Recently, we looked at some of the most common causes of small business bankruptcy. Now, we will switch gears by looking at the most common causes of personal bankruptcy:
Medical bills have overtaken mortgages as the number one cause of personal bankruptcy in the U.S. This financial nightmare is by no means limited to people with out health insurance. Each year, an estimated 10 million adults with health insurance coverage accumulate medical bills that they cannot pay.
With personal savings rates at all-time historical lows — which usually has less to do with undisciplined spending, and more to do with rising costs of gas, groceries, housing, insurance, and the list goes on — it is not surprising that losing a job is a major cause of personal bankruptcy.
Divorce can be enormously expensive to both parties; indeed, it has been said — even by attorneys — that the only people who benefit from a prolonged, acrimonious divorce are family lawyers who bill by the hour.
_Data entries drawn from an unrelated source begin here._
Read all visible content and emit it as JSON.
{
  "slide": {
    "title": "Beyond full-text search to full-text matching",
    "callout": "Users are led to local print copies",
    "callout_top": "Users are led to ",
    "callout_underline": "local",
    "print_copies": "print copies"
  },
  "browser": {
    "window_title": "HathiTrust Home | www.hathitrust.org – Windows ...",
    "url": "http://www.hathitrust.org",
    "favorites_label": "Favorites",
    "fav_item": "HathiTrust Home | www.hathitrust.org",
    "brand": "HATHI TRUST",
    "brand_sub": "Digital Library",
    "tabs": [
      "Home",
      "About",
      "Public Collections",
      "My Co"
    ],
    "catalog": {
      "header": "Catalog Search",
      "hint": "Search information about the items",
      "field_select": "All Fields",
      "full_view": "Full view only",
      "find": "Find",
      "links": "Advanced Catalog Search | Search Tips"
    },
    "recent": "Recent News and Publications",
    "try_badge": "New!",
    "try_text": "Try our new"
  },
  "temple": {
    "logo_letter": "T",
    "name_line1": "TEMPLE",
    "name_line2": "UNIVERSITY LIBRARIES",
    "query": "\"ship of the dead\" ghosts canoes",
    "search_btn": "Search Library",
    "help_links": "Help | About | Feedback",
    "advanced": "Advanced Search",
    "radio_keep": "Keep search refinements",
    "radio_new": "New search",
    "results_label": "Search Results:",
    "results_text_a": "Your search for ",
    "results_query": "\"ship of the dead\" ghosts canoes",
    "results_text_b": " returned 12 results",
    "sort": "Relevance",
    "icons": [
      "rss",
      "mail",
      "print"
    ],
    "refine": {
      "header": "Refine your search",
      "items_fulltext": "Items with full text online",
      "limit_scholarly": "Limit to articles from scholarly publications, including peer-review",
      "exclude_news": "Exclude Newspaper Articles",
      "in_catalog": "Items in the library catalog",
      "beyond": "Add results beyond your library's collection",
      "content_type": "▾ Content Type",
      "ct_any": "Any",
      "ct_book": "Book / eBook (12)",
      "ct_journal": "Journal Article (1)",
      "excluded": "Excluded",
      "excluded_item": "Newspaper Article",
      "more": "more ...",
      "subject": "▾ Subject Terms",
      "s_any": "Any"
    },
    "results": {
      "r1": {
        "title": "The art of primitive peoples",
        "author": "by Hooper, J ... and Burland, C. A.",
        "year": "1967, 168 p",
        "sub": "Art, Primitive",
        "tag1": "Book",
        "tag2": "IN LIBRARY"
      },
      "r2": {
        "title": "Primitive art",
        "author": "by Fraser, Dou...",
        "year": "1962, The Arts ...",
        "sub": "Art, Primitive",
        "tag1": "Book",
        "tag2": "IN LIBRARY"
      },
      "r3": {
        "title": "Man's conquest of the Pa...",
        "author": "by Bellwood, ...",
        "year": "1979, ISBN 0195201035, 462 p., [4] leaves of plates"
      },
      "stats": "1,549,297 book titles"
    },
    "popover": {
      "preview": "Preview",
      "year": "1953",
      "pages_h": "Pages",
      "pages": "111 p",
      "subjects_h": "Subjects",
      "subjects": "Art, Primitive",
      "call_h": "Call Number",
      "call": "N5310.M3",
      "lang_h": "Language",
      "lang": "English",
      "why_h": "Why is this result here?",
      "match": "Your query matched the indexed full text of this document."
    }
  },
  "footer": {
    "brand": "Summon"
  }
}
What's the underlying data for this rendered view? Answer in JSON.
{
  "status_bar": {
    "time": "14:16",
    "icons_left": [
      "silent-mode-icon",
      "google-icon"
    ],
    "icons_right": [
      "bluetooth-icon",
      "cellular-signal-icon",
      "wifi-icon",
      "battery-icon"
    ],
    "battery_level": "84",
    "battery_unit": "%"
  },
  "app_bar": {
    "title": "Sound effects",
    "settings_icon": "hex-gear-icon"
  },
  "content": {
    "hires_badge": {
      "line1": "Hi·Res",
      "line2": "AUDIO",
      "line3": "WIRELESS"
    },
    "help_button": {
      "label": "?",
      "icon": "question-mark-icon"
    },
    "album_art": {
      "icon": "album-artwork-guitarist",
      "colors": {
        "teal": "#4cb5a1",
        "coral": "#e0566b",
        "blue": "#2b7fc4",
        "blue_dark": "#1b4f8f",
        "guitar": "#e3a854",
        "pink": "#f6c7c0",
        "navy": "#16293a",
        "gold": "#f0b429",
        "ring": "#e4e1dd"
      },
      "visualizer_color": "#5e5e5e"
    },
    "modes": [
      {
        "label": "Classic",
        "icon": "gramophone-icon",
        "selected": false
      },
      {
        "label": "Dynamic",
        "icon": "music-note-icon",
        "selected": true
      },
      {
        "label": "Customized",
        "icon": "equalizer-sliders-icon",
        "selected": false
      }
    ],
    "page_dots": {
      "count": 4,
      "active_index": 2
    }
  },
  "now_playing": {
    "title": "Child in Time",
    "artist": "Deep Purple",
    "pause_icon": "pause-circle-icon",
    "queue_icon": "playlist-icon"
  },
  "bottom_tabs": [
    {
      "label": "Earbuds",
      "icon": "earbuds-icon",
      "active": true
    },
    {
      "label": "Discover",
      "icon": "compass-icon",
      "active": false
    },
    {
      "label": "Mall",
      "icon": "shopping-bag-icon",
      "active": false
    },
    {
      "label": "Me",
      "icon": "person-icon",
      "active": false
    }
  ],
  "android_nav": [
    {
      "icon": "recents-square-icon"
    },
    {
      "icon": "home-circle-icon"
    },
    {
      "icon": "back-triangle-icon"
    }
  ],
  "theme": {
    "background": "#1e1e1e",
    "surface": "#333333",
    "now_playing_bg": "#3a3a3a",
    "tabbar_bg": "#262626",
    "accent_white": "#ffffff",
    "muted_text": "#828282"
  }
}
If you have minor children to support, it is important to remember that accrued child support payments will not be discharged per a personal bankruptcy filing. However, it still may be beneficial to file, since doing so would wipe out other debts (such as medical debt).
In addition, if your financial situation has materially worsened since divorce, you can file a motion with the family court (not the bankruptcy court) to modify your child support order. If accepted, your child support obligation going forward would be reduced to a more feasible level.
Credit Card Debt
While it is true that some people enter a downward financial spiral due to uncontrollable spending (i.e. they simply must get the latest iPhone or a new 4K TV, regardless of their budget limitations), many others are honestly the victims of difficult, unexpected circumstances.
For example, many of the people affected by 2017’s horrific floods in Texas and Florida had to pay thousands in out-of-pocket expenses for costs not covered by insurance or FEMA. Without personal savings or the option to borrow from family/friends, they were forced to take on massive credit card debt — not because they wanted to, but because they had to.
According to Forbes, combined student debt in the U.S. reached a staggering $1.7 trillion in 2017 — and the numbers are expected to climb well into the future.
Similar to child support obligations, filing for personal bankruptcy will not discharge student loan debt. However, it will free up disposal income by wiping out other debts. In addition, students who can provide evidence that they are experiencing “undue financial hardship” may petition to have their student loans discharged (this is a separate petition, and not part of a personal bankruptcy filing).
If you are facing unsustainable and constantly growing debt, then contact the Law Office of Charles H. Huber today. We will give you the facts you need to make a smart, safe decision on whether filing for personal bankruptcy is in your best long-term interest. Our experience is your advantage!